The idea that the U.S. Mail may declare bankruptcy is just another sign of the gradual decline of another American institution, less a victim of the Great Recession than the advent of a world no one could have imagined decades ago.
If you listen to the pundits on the radio and scan the print media, you may have concluded that when Santa arrives at the headquarters of the United States Postal Service in Washington, he will find it sealed up like a tomb with a note affixed to the chimney:
Dear Santa and Helpers:
After 219 years of delivering the U.S. mail to the American people and service personnel and friends and families overseas, this was our last Christmas season. What will become of our 574,000 employees and their grayish-blue woolen uniforms, their saddle leather carrying bags, countless buildings and a fleet of 218,000 vehicles, I cannot say.
All future mail will be stamped “Return to Sender.” After Jan. 1, 2012, please use UPS, Federal Express, email or other modern ways to deliver your mail, packages and gifts. I, as postmaster general and, at one time, the last in line in the Order of Succession, will move to New York City, where I will share an apartment with former postal worker Newman (of “Seinfeld” fame), who now works for Federal Express.
Santa, whose mail service has long been the envy of the USPS, would be the last person to be surprised by the news. After all, the U.S. Mail — as it used to be called — has been in trouble for years. New technologies and private delivery companies have eaten away at its reserves.

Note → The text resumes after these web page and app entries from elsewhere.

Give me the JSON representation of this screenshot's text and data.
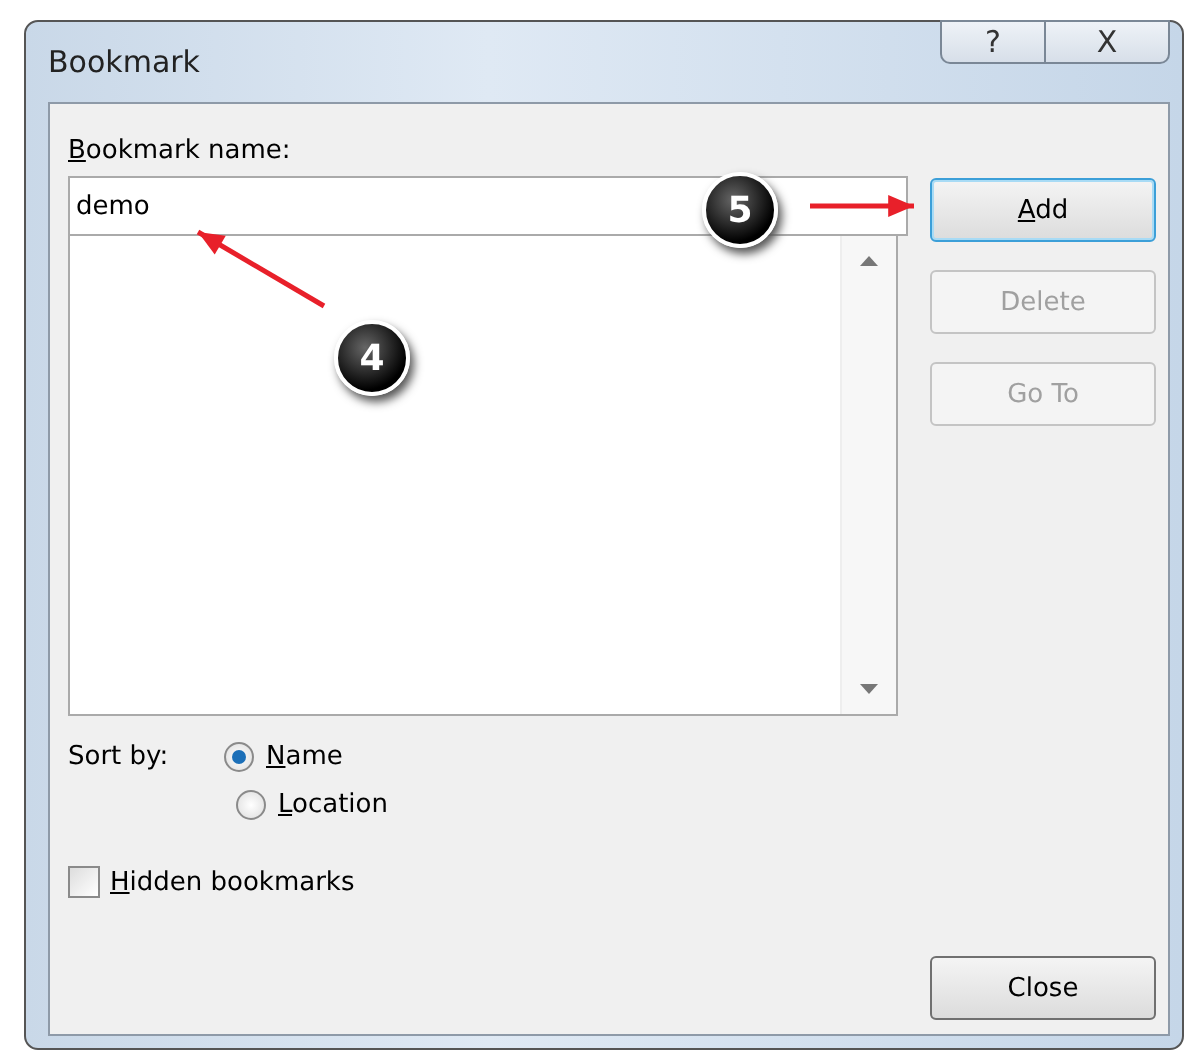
{
  "window": {
    "title": "Bookmark",
    "title_buttons": [
      {
        "kind": "help",
        "label": "?"
      },
      {
        "kind": "close",
        "label": "X"
      }
    ]
  },
  "name_field": {
    "access_key": "B",
    "label_rest": "ookmark name:",
    "value": "demo"
  },
  "buttons": [
    {
      "access_key": "A",
      "label_rest": "dd",
      "disabled": false,
      "focused": true
    },
    {
      "label_rest": "Delete",
      "disabled": true,
      "focused": false
    },
    {
      "label_rest": "Go To",
      "disabled": true,
      "focused": false
    }
  ],
  "sort": {
    "label": "Sort by:",
    "options": [
      {
        "access_key": "N",
        "label_rest": "ame",
        "selected": true
      },
      {
        "access_key": "L",
        "label_rest": "ocation",
        "selected": false
      }
    ]
  },
  "hidden_bookmarks": {
    "access_key": "H",
    "label_rest": "idden bookmarks",
    "checked": false
  },
  "close_button": {
    "label": "Close"
  },
  "annotations": [
    {
      "number": "4"
    },
    {
      "number": "5"
    }
  ]
}
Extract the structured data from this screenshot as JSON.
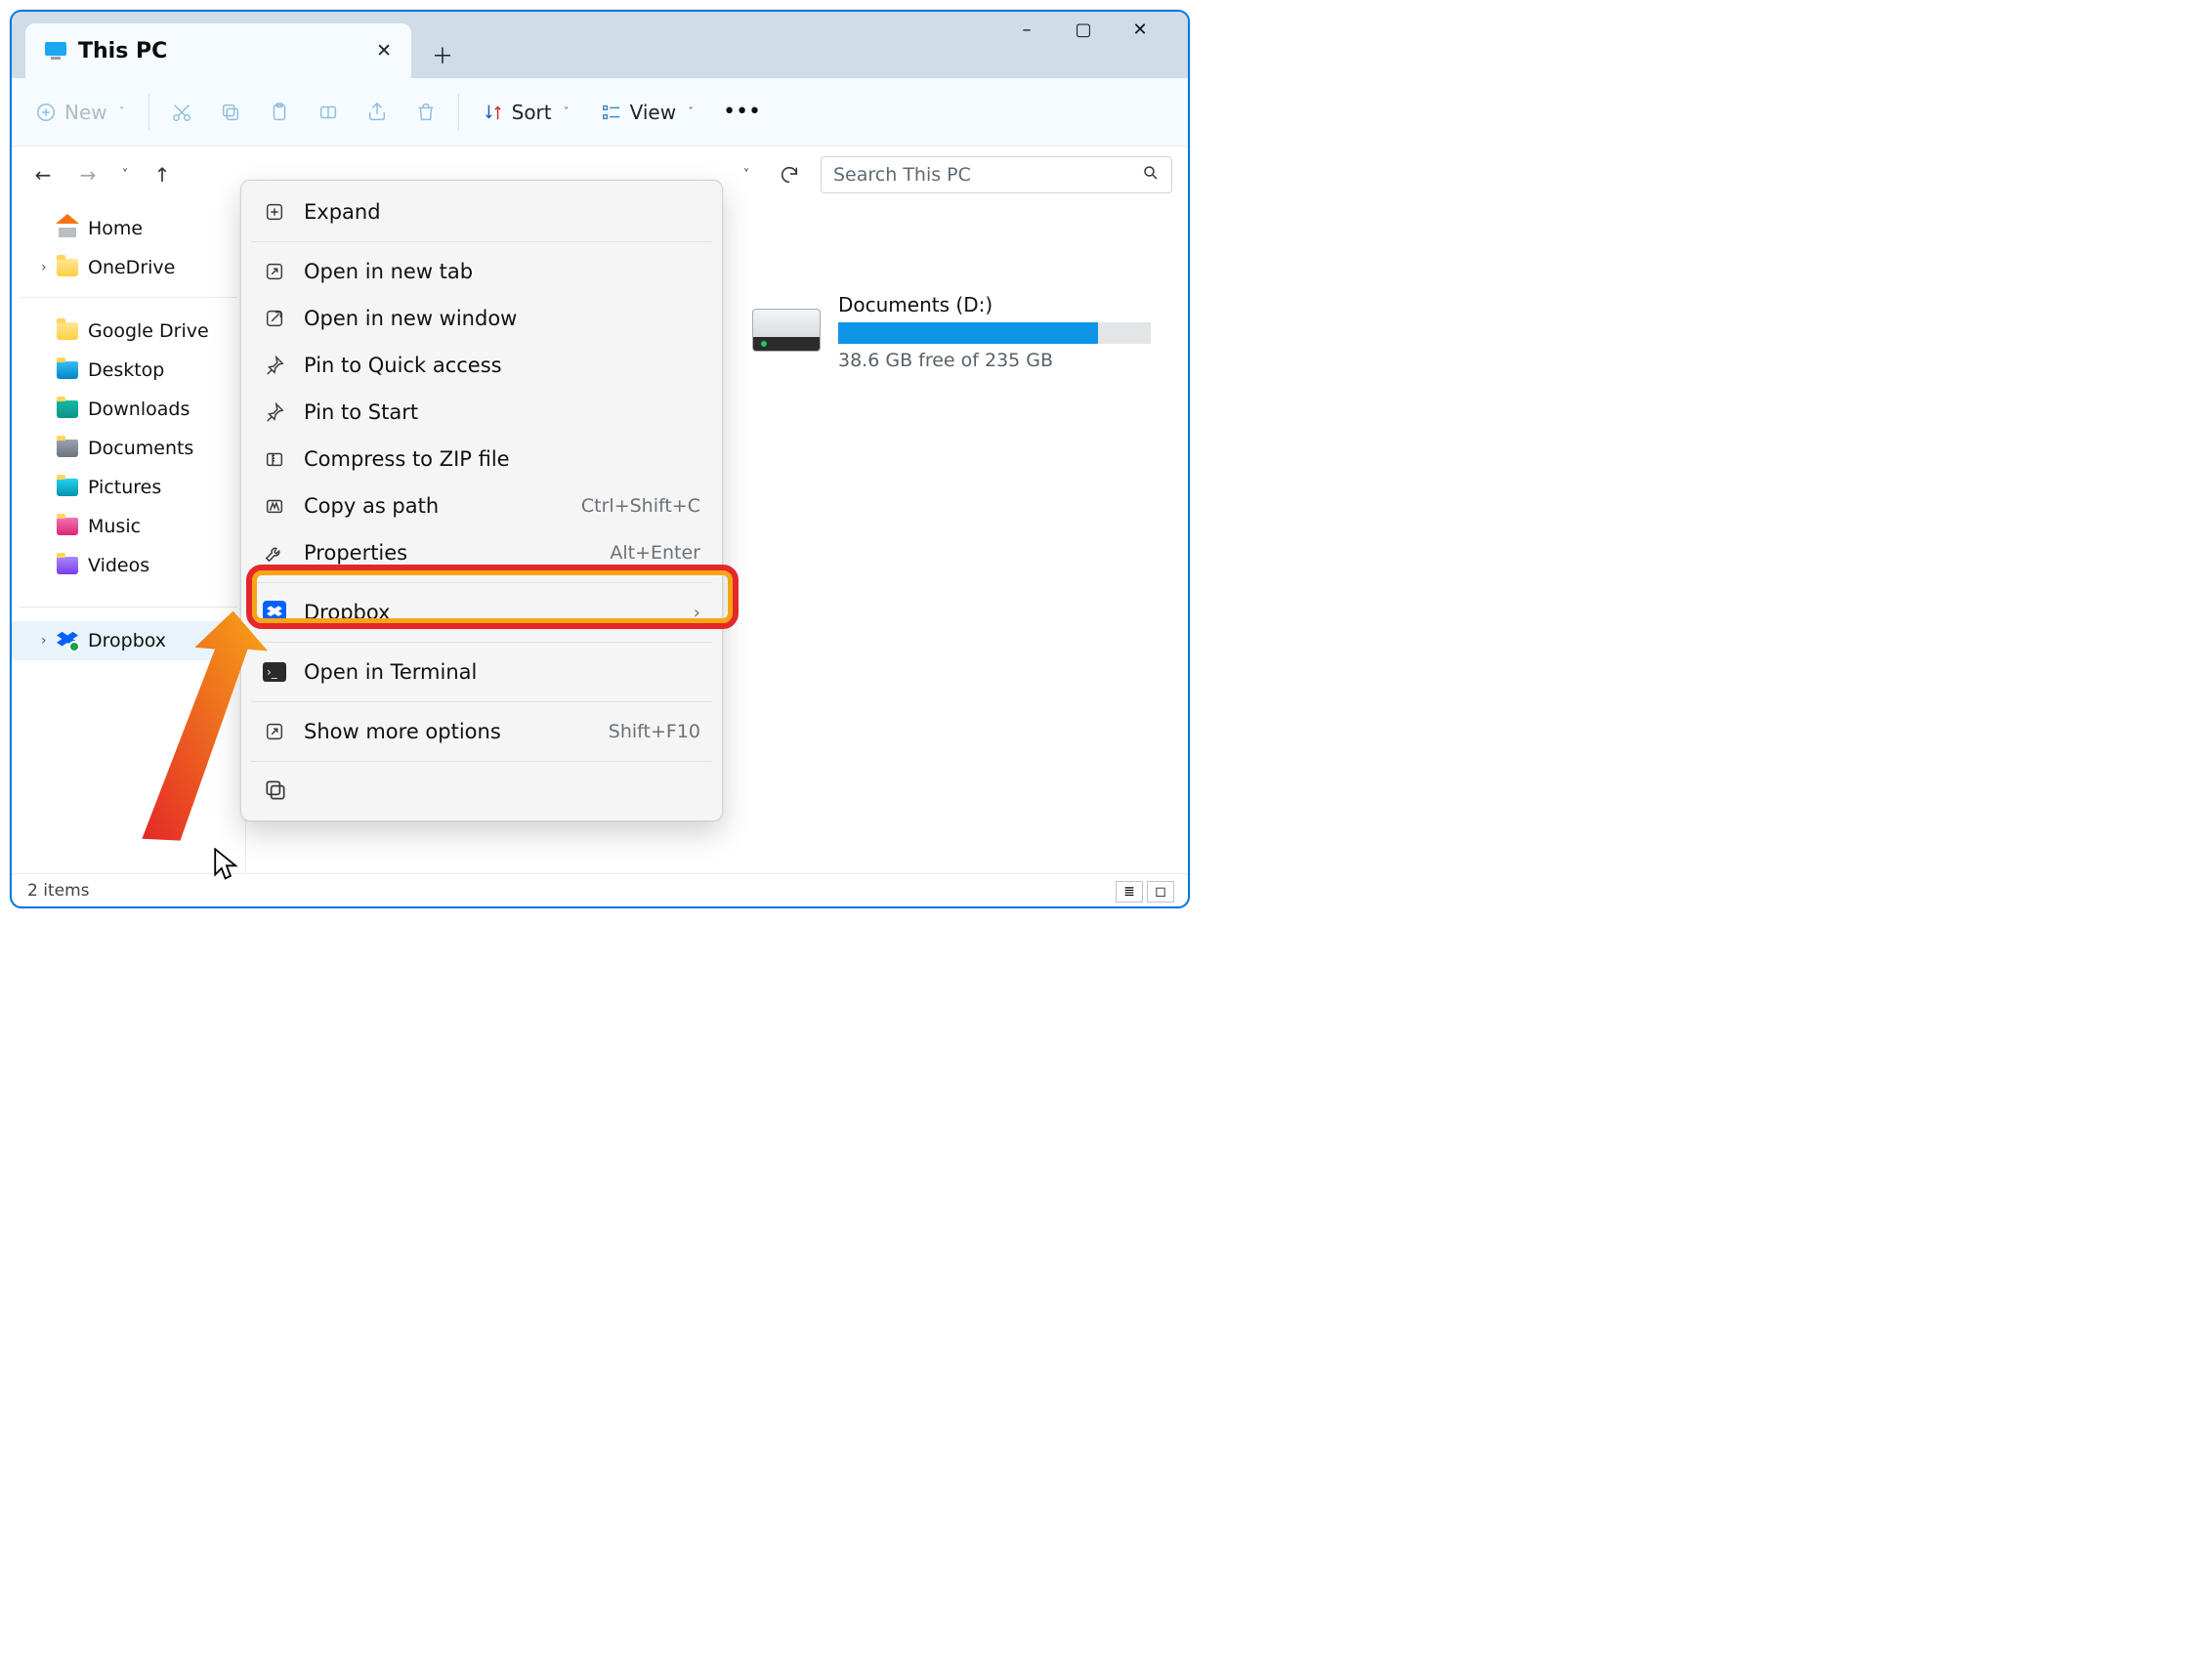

The news that USPS is on the verge of bankruptcy — and will try to stave it off by closing half of its sorting centers, raising the price of first-class stamps by a cent and firing 100,000 people — will have little impact on a generation that uses electronic devices to communicate and has never set foot in a post office.
But when post offices are shuttered in rural areas and mail boxes in urban areas are removed, millions of Americans, especially the elderly, will find themselves confronted with a host of problems. Under the new plan, it will take three days for a first-class letter to arrive at its destination, and a week for time-sensitive magazines. Late fees will be the order of the day.
But for all Americans, the very idea that the U.S. Mail will most likely declare bankruptcy is just another sign of the gradual decline of another American institution, less a victim of the Great Recession than the advent of a world no one could have imagined decades ago.
USPS may have to turn to Congress for a bailout, which is the last thing our representatives are inclined to do, all the more so in an election year with the bailouts of the Great Recession still questioned by millions. Technological advances in communication will only accelerate in coming years, and fewer and fewer people will use stamps. In fact, revenue from postage stamps has declined 27 percent in just a few years. While stamps used to be the main source of revenue, today, money is made in the shipping of parcels.
Short of complete privatization, perhaps one solution to the ills of USPS is to use the massive fleets of military planes to carry the mail, since, as a semi-governmental agency, Congress still has a major hand in the future of USPS. Some people have suggested that one way to raise revenues is to permit people to place their images on stamps for a price, but that would be akin to rearranging the deck chairs on the RMS Titanic. By the way, RMS (Royal Mail Ship) was a lucrative contract in its day.
A small and more efficient postal office may be at hand. We may see a very different institution that has caught up with the 21st century. A year from now, even Santa may be surprised.
Sander A. Diamond is a professor of history at Keuka College in New York.